So far so good: the film looks mighty fine (the production was designed by Ulmer himself, and he even co-wrote the script!) and features a wonderfully lush score courtesy of Carlo Rustichelli. However, it falters through Harareet's essential inexpressiveness and her unconvincing obsession to Nazzari's outspoken chagrin over the bland Fulton (Riviere is unceremoniously disposed of early on by being covered, inexplicably naked and with his head clean shaven, in gold!). Trintignant's own romance with Giulia Rubini (who, like them, had been one of several to be 'shanghaied' over the centuries and who has actually been promised by Nazzari to his lieutenant Volonte') is equally unbelievable: why Harareet does not take up with Trintignant herself (though she does induce him to carry out an attempt on Fulton's life!) who, being the scholarly type is clearly the most partial to Antinea's cause, makes for another baffling mystery!
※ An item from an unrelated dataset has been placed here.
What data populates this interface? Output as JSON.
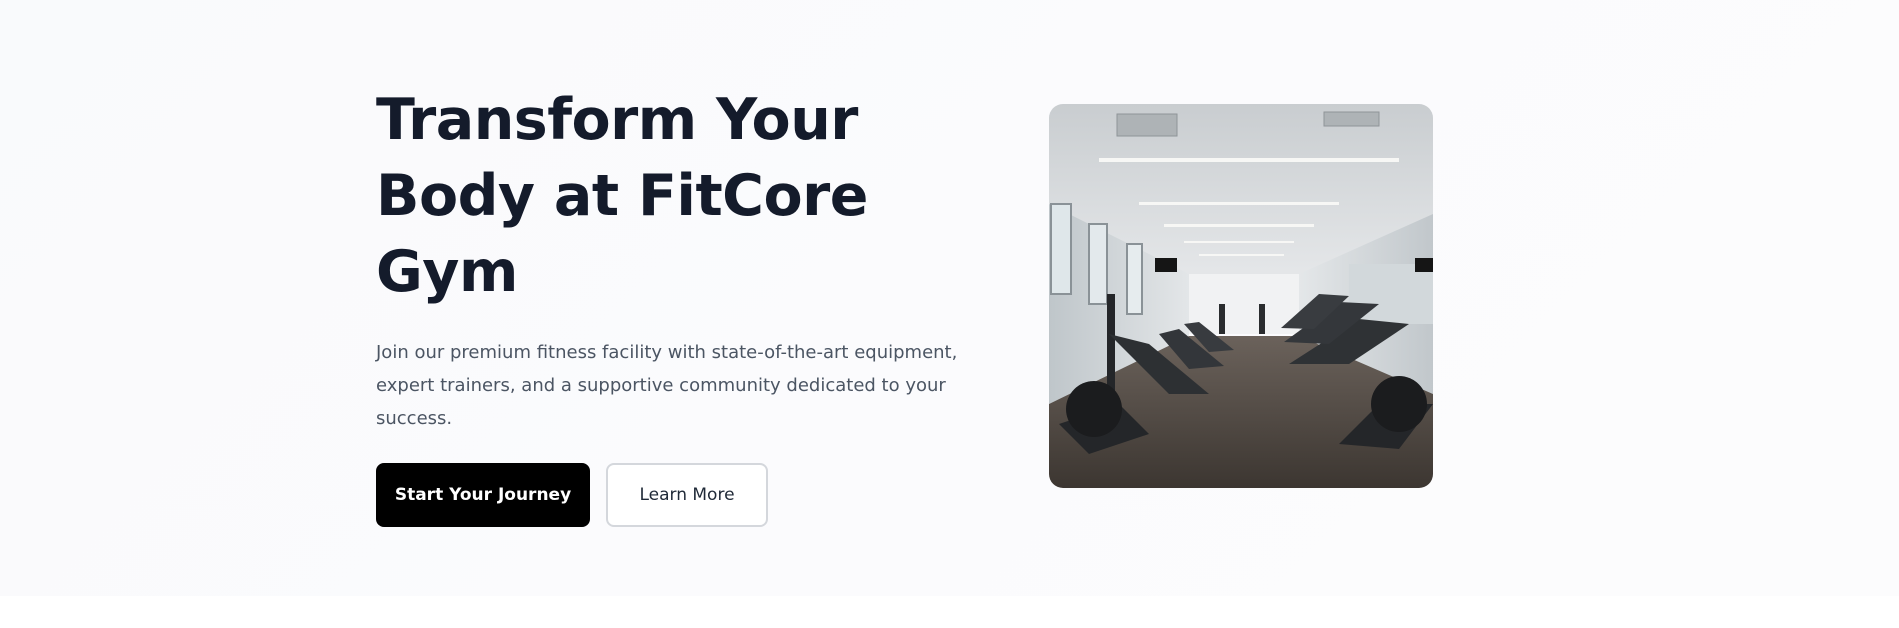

Besides, the sheer fact that we are never told just what goes on in Atlantis: they constantly work an underground mine but to what end unless they are engaged in trading diamonds with the outside world which, however, would make their self-imposed 'exile' pointless? While rebellious slaves are confined inside a cage at the mercy of the currents, Fulton and Tinti manage to escape and subsequently battle it out with Nazzari and Volonte', with the former forced to shoot the latter when going against Harareet's wishes not to harm her lover!
Typically, too, the over-confidence displayed by the people of Atlantis equates narrow-mindedness as they believe it can withstand anything, even The Bomb but, of course, are proved wrong when the continent is summarily destroyed in the ensuing detonation; unsurprisingly, Trintignant and Rubini contrive to emerge from the rubble unscathed having reached the safety zone in time ready to start a new life together in the world above (and beyond) the desert. In the end, while the film does not to live up to expectations by honorably failing to deliver on its initial promise, the result proves nonetheless a stylish piece of hokum that is perhaps best enjoyed without thinking too much about it...
0 of 1 people found this review helpful.
Was this review helpful to you?